This week at the movies, we've got a guard with insecurity (Paul Blart: Mall Cop, starring Kevin James); pampered pooches (Hotel for Dogs, starring Emma Roberts and Jake T. Austin); a crazed killer (My Bloody Valentine 3D, starring Jensen Ackles and Jaime King); Brooklyn's finest (Notorious, starring Jamal Woolard and Angela Bassett); and wartime heroics (Defiance, starring Daniel Craig and Liev Schreiber). What do the critics have to say?
This week at the movies, we've got a bridal battle (Bride Wars, starring Anne Hathaway and Kate Hudson); a cranky car enthusiast (Gran Torino, directed by and starring Clint Eastwood); mystic monsters (The Unborn, starring Odette Yustman and Gary Oldman); and marital mishaps (Not Easily Broken, starring Taraji P. Henson and Morris Chestnut). What do the critics have to say?
This week at the movies, we've got a full slate of new flicks: Bedtime Stories, starring Adam Sandler and Keri Russell; The Curious Case of Benjamin Button, starring Brad Pitt and Cate Blanchett; Valkyrie, starring Tom Cruise and Kenneth Branagh; Marley and Me, starring Owen Wilson and Jennifer Aniston; and The Spirit, starring Gabriel Macht and Scarlett Johansson.

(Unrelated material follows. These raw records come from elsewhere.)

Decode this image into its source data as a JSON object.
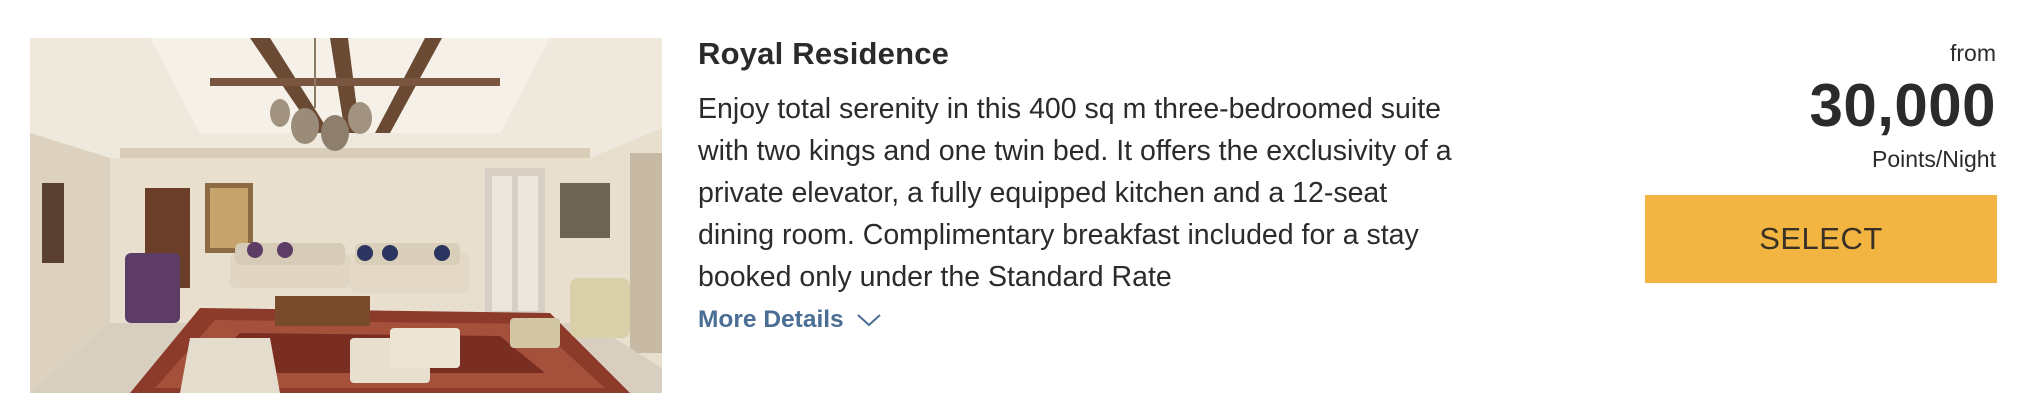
{
  "room": {
    "title": "Royal Residence",
    "description": "Enjoy total serenity in this 400 sq m three-bedroomed suite with two kings and one twin bed. It offers the exclusivity of a private elevator, a fully equipped kitchen and a 12-seat dining room. Complimentary breakfast included for a stay booked only under the Standard Rate",
    "more_details_label": "More Details",
    "more_details_icon": "chevron-down-icon"
  },
  "price": {
    "prefix": "from",
    "amount": "30,000",
    "unit": "Points/Night"
  },
  "actions": {
    "select_label": "SELECT"
  },
  "colors": {
    "select_button": "#f2b541",
    "link": "#4a6e94",
    "text": "#2b2b2b"
  }
}
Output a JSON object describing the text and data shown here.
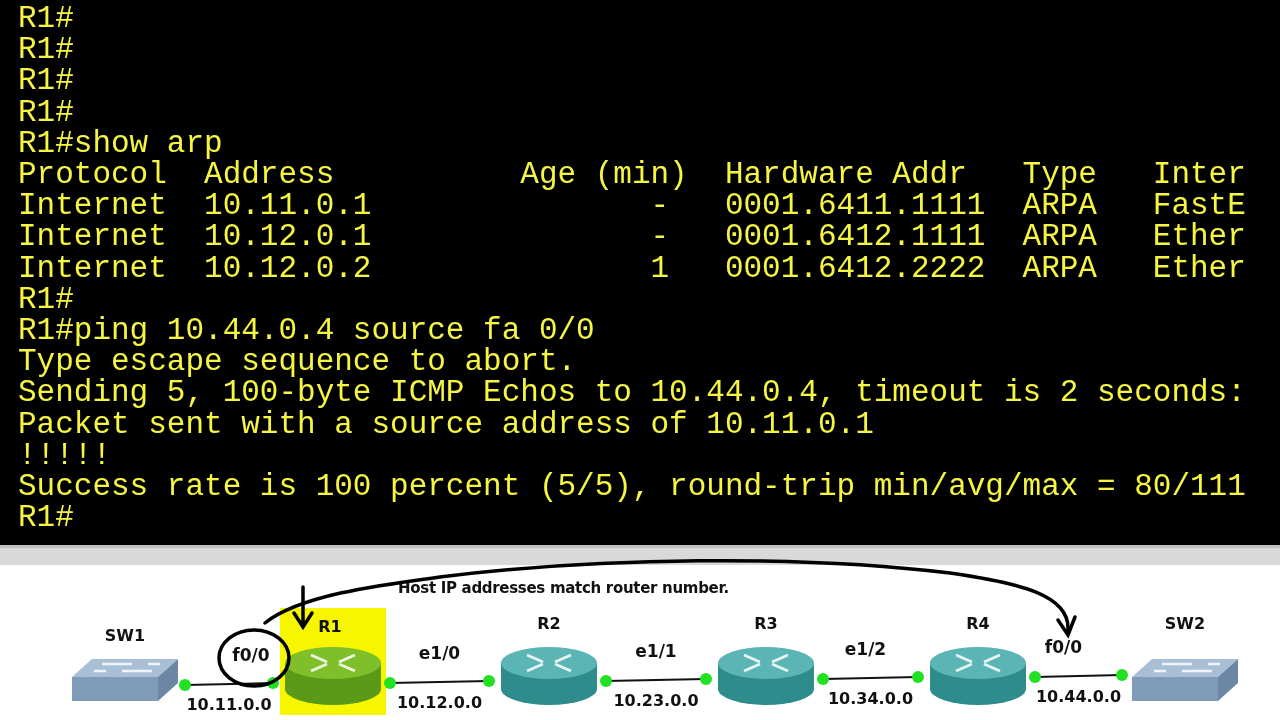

This is the time of year when studios start churning out the movies they deem award-worthy; some have already begun generating positive buzz, while other hopefuls have fallen flat. What do the critics have to say? Read this week's Critics Consensus and find out!
This week at the movies, we've got self-improvement (Yes Man, starring Jim Carrey and Zooey Deschanel), mysterious altruism (Seven Pounds, starring Will Smith and Rosario Dawson), and rodent adventures (The Tale of Despereaux, with voice work by Matthew Broderick and Dustin Hoffman). What do the critics have to say?
This week at the movies, we've got an alien invasion (The Day the Earth Stood Still, starring Keanu Reeves and Jennifer Connelly), forbidden CG love (Delgo, with voice work by Freddie Prinze, Jr. and Jennifer Love Hewitt), and seasonal dysfunction (Nothing Like the Holidays, starring John Leguizamo and Debra Messing). What do the critics have to say?
This week at the movies, we've got red-hot rhythm and blues (Cadillac Records, starring Adrien Brody and Beyonce Knowles), vigilante justice (Punisher: War Zone, starring Ray Stevenson and Dominic West), and a kidnapping caper (Nobel Son, starring Alan Rickman and Eliza Dushku). What do the critics have to say?
This week at the movies, we've got yuletide yucks (Four Christmases, starring Vince Vaughn and Reese Witherspoon), an epic from Down Under (Australia, starring Nicole Kidman and Hugh Jackman), and deadly deliveries (Transporter 3, starring Jason Statham). What do the critics have to say?
This week at the movies, we've got angst-ridden teen vampires (Twilight, starring Kristen Stewart and Robert Pattinson) and celebu-mutts (Bolt, with voice work from John Travolta and Miley Cyrus). What do the critics have to say?
This week at the movies, we've got a brand new dose of Bond... James Bond. Quantum of Solace, directed by Marc Forster and starring Daniel Craig and Olga Kurylenko, is the only wide release hitting theaters; will it leave critics shaken and stirred?